__Records contained in a dataset__
------------------------------------------------------------------------

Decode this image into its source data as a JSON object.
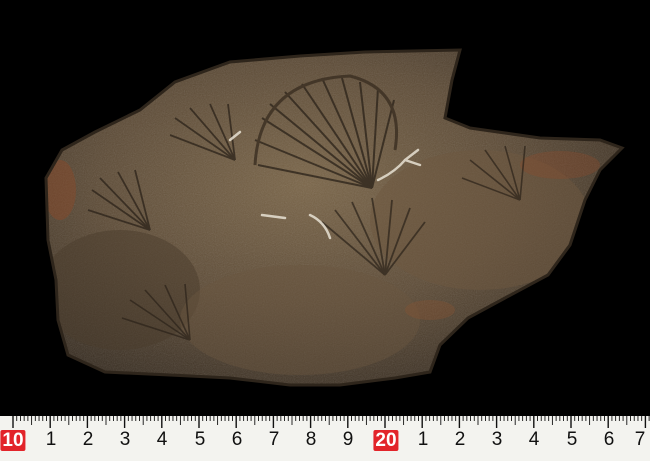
{
  "photo": {
    "subject": "fossil-rock-slab",
    "background_color": "#000000",
    "rock_colors": [
      "#5b4a36",
      "#6e5a42",
      "#3e3226",
      "#8a7352"
    ]
  },
  "ruler": {
    "labels": [
      "10",
      "1",
      "2",
      "3",
      "4",
      "5",
      "6",
      "7",
      "8",
      "9",
      "20",
      "1",
      "2",
      "3",
      "4",
      "5",
      "6",
      "7"
    ],
    "highlighted": [
      "10",
      "20"
    ],
    "highlight_color": "#e2242a",
    "unit_color": "#111111",
    "background_color": "#f3f3ef"
  }
}
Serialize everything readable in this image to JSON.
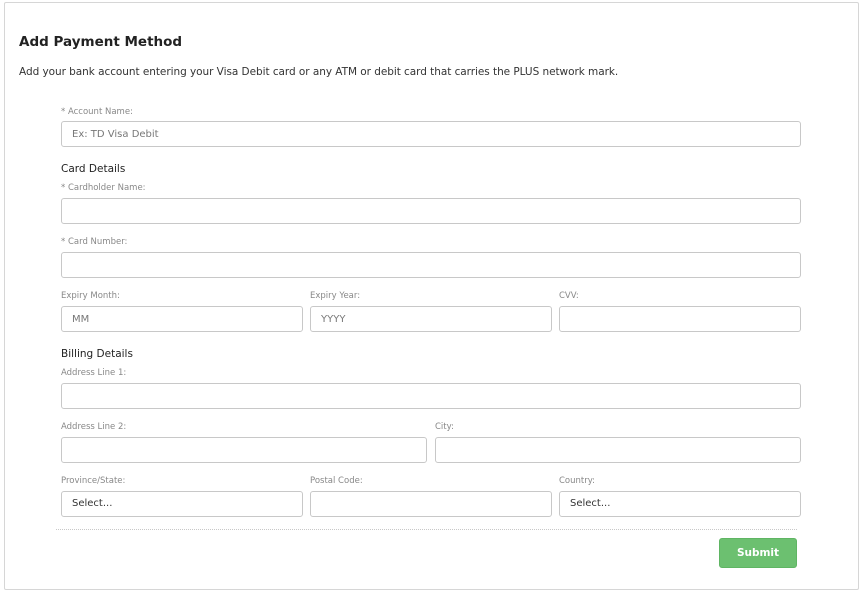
{
  "header": {
    "title": "Add Payment Method",
    "description": "Add your bank account entering your Visa Debit card or any ATM or debit card that carries the PLUS network mark."
  },
  "account": {
    "label": "* Account Name:",
    "placeholder": "Ex: TD Visa Debit",
    "value": ""
  },
  "card_details": {
    "heading": "Card Details",
    "cardholder_label": "* Cardholder Name:",
    "card_number_label": "* Card Number:",
    "expiry_month_label": "Expiry Month:",
    "expiry_month_placeholder": "MM",
    "expiry_year_label": "Expiry Year:",
    "expiry_year_placeholder": "YYYY",
    "cvv_label": "CVV:"
  },
  "billing_details": {
    "heading": "Billing Details",
    "address1_label": "Address Line 1:",
    "address2_label": "Address Line 2:",
    "city_label": "City:",
    "province_label": "Province/State:",
    "province_value": "Select...",
    "postal_label": "Postal Code:",
    "country_label": "Country:",
    "country_value": "Select..."
  },
  "actions": {
    "submit_label": "Submit"
  },
  "colors": {
    "submit_bg": "#6cc070",
    "border": "#c8c8c8",
    "label": "#888888"
  }
}
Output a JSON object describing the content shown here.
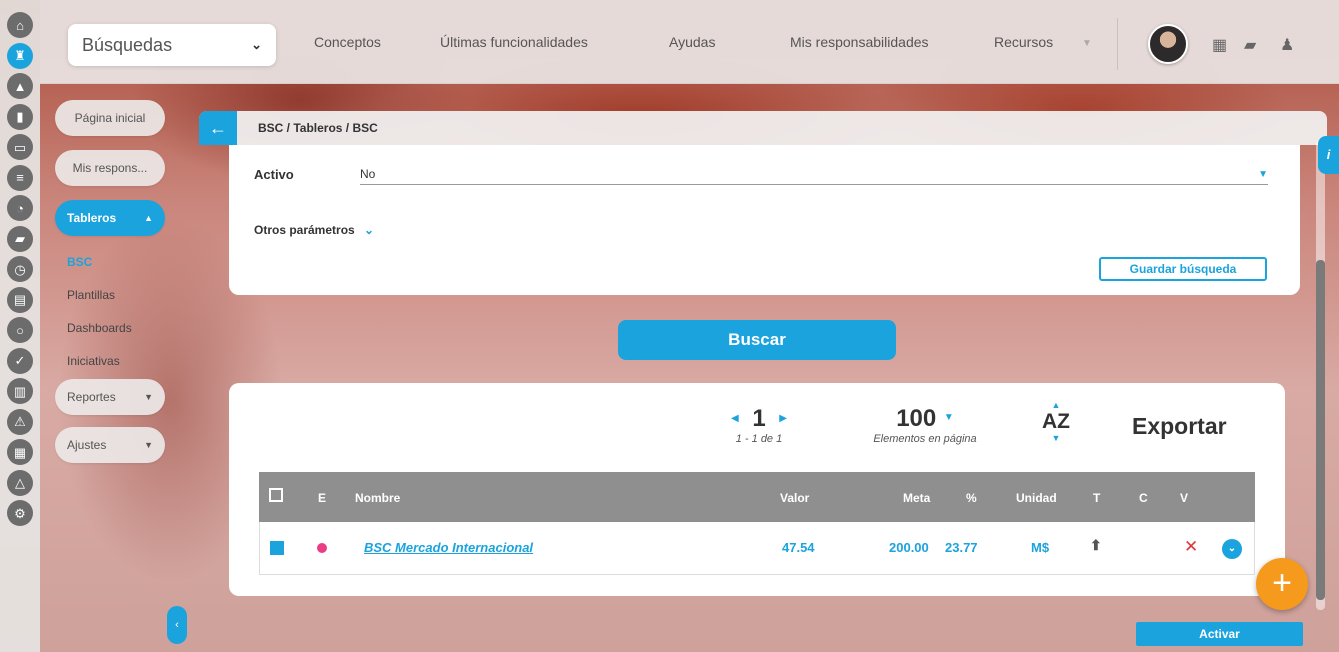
{
  "rail": {
    "icons": [
      "home-icon",
      "chess-rook-icon",
      "triangle-up-icon",
      "bar-chart-icon",
      "presentation-icon",
      "list-icon",
      "pie-chart-icon",
      "briefcase-icon",
      "clock-icon",
      "document-icon",
      "cycle-icon",
      "check-circle-icon",
      "bag-icon",
      "warning-icon",
      "calendar-icon",
      "network-icon",
      "gear-icon"
    ]
  },
  "topbar": {
    "search_select": "Búsquedas",
    "nav": [
      "Conceptos",
      "Últimas funcionalidades",
      "Ayudas",
      "Mis responsabilidades",
      "Recursos"
    ]
  },
  "sidebar": {
    "pagina_inicial": "Página inicial",
    "mis_respons": "Mis respons...",
    "tableros": "Tableros",
    "sub_items": [
      "BSC",
      "Plantillas",
      "Dashboards",
      "Iniciativas"
    ],
    "reportes": "Reportes",
    "ajustes": "Ajustes"
  },
  "panel": {
    "breadcrumb": "BSC / Tableros / BSC",
    "activo_label": "Activo",
    "activo_value": "No",
    "otros_parametros": "Otros parámetros",
    "guardar_busqueda": "Guardar búsqueda",
    "buscar": "Buscar"
  },
  "results": {
    "page": "1",
    "page_range": "1 - 1 de 1",
    "per_page": "100",
    "per_page_label": "Elementos en página",
    "sort": "AZ",
    "exportar": "Exportar",
    "columns": {
      "e": "E",
      "nombre": "Nombre",
      "valor": "Valor",
      "meta": "Meta",
      "pct": "%",
      "unidad": "Unidad",
      "t": "T",
      "c": "C",
      "v": "V"
    },
    "rows": [
      {
        "nombre": "BSC Mercado Internacional",
        "valor": "47.54",
        "meta": "200.00",
        "pct": "23.77",
        "unidad": "M$",
        "status_color": "#ea3e84"
      }
    ]
  },
  "actions": {
    "activar": "Activar"
  },
  "colors": {
    "accent": "#1ba3dd",
    "fab": "#f59a1d",
    "danger": "#e0353b"
  }
}
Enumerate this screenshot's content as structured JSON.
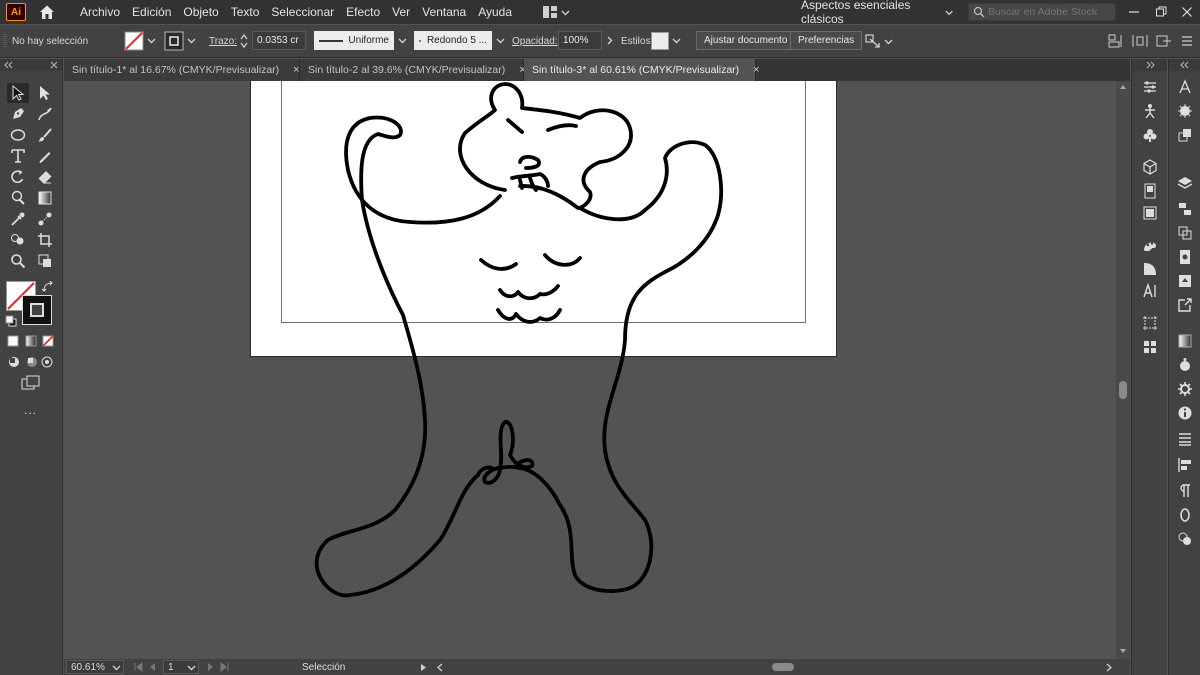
{
  "app": {
    "logo": "Ai",
    "accent": "#ff9a00"
  },
  "menu": {
    "items": [
      "Archivo",
      "Edición",
      "Objeto",
      "Texto",
      "Seleccionar",
      "Efecto",
      "Ver",
      "Ventana",
      "Ayuda"
    ],
    "workspace": "Aspectos esenciales clásicos",
    "search_placeholder": "Buscar en Adobe Stock"
  },
  "control_bar": {
    "selection_status": "No hay selección",
    "stroke_label": "Trazo:",
    "stroke_weight": "0.0353 cr",
    "stroke_profile": "Uniforme",
    "brush": "Redondo 5 ...",
    "opacity_label": "Opacidad:",
    "opacity_value": "100%",
    "style_label": "Estilos:",
    "fit_document_button": "Ajustar documento",
    "preferences_button": "Preferencias"
  },
  "tabs": [
    {
      "label": "Sin título-1* al 16.67% (CMYK/Previsualizar)",
      "active": false
    },
    {
      "label": "Sin título-2 al 39.6% (CMYK/Previsualizar)",
      "active": false
    },
    {
      "label": "Sin título-3* al 60.61% (CMYK/Previsualizar)",
      "active": true
    }
  ],
  "tab_close": "×",
  "status_bar": {
    "zoom": "60.61%",
    "artboard": "1",
    "tool_status": "Selección"
  },
  "tools_more": "..."
}
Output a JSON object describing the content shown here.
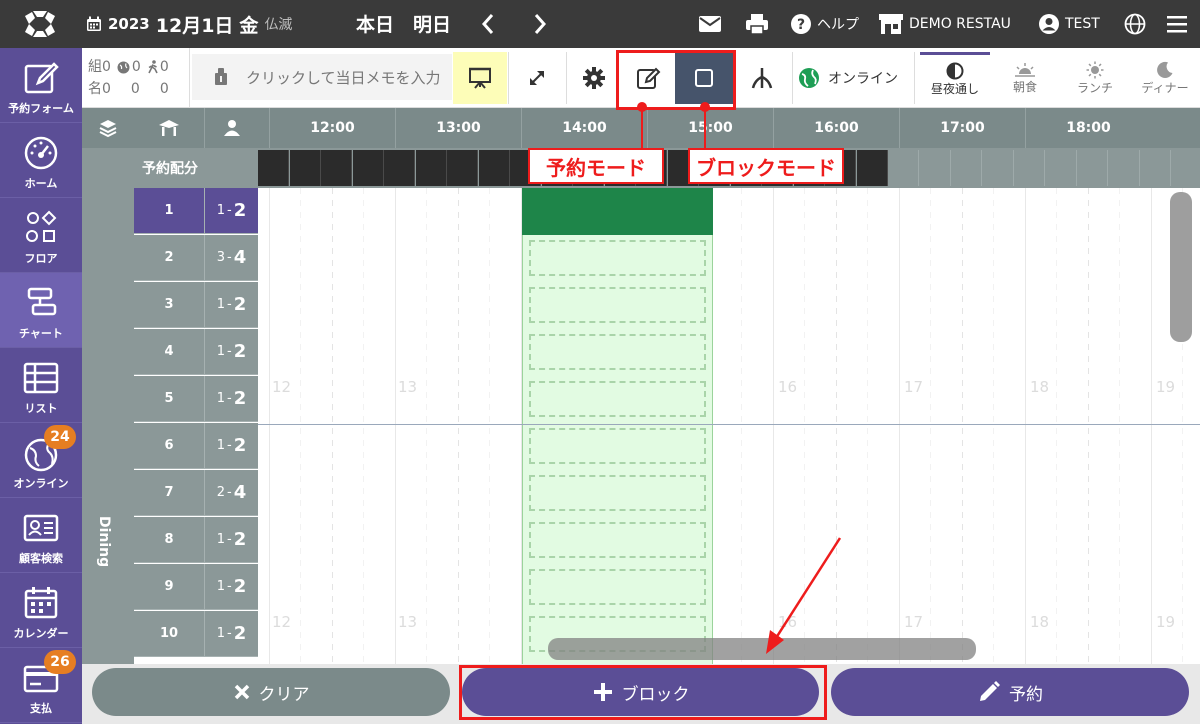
{
  "header": {
    "year": "2023",
    "month_day": "12月1日",
    "day_of_week": "金",
    "rokuyo": "仏滅",
    "today_label": "本日",
    "tomorrow_label": "明日",
    "help_label": "ヘルプ",
    "restaurant_label": "DEMO RESTAU",
    "user_label": "TEST"
  },
  "sidebar": {
    "items": [
      {
        "label": "予約フォーム",
        "icon": "edit-icon"
      },
      {
        "label": "ホーム",
        "icon": "gauge-icon"
      },
      {
        "label": "フロア",
        "icon": "shapes-icon"
      },
      {
        "label": "チャート",
        "icon": "chart-icon"
      },
      {
        "label": "リスト",
        "icon": "table-icon"
      },
      {
        "label": "オンライン",
        "icon": "globe-icon",
        "badge": "24"
      },
      {
        "label": "顧客検索",
        "icon": "id-card-icon"
      },
      {
        "label": "カレンダー",
        "icon": "calendar-icon"
      },
      {
        "label": "支払",
        "icon": "card-icon",
        "badge": "26"
      }
    ]
  },
  "toolbar": {
    "stats": {
      "groups_label": "組",
      "groups_total": "0",
      "groups_online": "0",
      "groups_walkin": "0",
      "people_label": "名",
      "people_total": "0",
      "people_online": "0",
      "people_walkin": "0"
    },
    "memo_placeholder": "クリックして当日メモを入力",
    "online_label": "オンライン",
    "meals": [
      {
        "label": "昼夜通し",
        "active": true
      },
      {
        "label": "朝食",
        "active": false
      },
      {
        "label": "ランチ",
        "active": false
      },
      {
        "label": "ディナー",
        "active": false
      }
    ]
  },
  "chart": {
    "allocation_label": "予約配分",
    "area_label": "Dining",
    "hours": [
      "12:00",
      "13:00",
      "14:00",
      "15:00",
      "16:00",
      "17:00",
      "18:00"
    ],
    "watermark_row1": [
      "12",
      "13",
      "16",
      "17",
      "18",
      "19"
    ],
    "watermark_row2": [
      "12",
      "13",
      "16",
      "17",
      "18",
      "19"
    ],
    "tables": [
      {
        "num": "1",
        "min": "1",
        "max": "2"
      },
      {
        "num": "2",
        "min": "3",
        "max": "4"
      },
      {
        "num": "3",
        "min": "1",
        "max": "2"
      },
      {
        "num": "4",
        "min": "1",
        "max": "2"
      },
      {
        "num": "5",
        "min": "1",
        "max": "2"
      },
      {
        "num": "6",
        "min": "1",
        "max": "2"
      },
      {
        "num": "7",
        "min": "2",
        "max": "4"
      },
      {
        "num": "8",
        "min": "1",
        "max": "2"
      },
      {
        "num": "9",
        "min": "1",
        "max": "2"
      },
      {
        "num": "10",
        "min": "1",
        "max": "2"
      }
    ],
    "cap_separator": "-"
  },
  "bottom": {
    "clear_label": "クリア",
    "block_label": "ブロック",
    "reserve_label": "予約"
  },
  "annotations": {
    "reserve_mode": "予約モード",
    "block_mode": "ブロックモード"
  },
  "colors": {
    "accent": "#5b4e96",
    "topbar": "#3a3a3a",
    "annotation": "#ee1c1c",
    "block_green": "#1e8549"
  }
}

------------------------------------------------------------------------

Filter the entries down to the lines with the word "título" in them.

__Response area__
      "label": "Sin título-1* al 16.67% (CMYK/Previsualizar)",
      "label": "Sin título-2 al 39.6% (CMYK/Previsualizar)",
      "label": "Sin título-3* al 60.61% (CMYK/Previsualizar)",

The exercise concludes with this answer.